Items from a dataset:
Content starts

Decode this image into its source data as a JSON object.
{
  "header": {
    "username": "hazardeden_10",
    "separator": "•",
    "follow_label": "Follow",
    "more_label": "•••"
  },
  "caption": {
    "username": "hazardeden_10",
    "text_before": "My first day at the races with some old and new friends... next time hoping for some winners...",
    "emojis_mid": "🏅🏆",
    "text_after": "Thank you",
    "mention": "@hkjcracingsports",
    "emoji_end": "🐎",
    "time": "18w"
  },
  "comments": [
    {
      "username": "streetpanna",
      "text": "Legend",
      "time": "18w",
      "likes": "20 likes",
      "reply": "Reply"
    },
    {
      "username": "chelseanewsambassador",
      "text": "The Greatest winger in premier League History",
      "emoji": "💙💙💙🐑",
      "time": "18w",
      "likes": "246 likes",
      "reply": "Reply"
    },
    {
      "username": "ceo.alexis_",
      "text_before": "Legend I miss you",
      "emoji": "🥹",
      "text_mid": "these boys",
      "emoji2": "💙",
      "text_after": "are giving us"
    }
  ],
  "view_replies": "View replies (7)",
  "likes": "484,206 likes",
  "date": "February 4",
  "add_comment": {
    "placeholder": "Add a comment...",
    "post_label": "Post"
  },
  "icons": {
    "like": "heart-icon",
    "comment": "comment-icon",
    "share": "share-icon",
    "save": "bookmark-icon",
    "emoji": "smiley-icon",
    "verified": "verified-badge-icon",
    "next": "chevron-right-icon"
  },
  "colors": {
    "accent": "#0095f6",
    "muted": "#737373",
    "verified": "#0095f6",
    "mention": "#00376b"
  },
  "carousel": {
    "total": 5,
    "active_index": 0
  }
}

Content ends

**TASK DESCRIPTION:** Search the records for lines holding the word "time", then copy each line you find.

**SOLUTION TO THE EXERCISE:**
    "text_before": "My first day at the races with some old and new friends... next time hoping for some winners...",
    "time": "18w"
      "time": "18w",
      "time": "18w",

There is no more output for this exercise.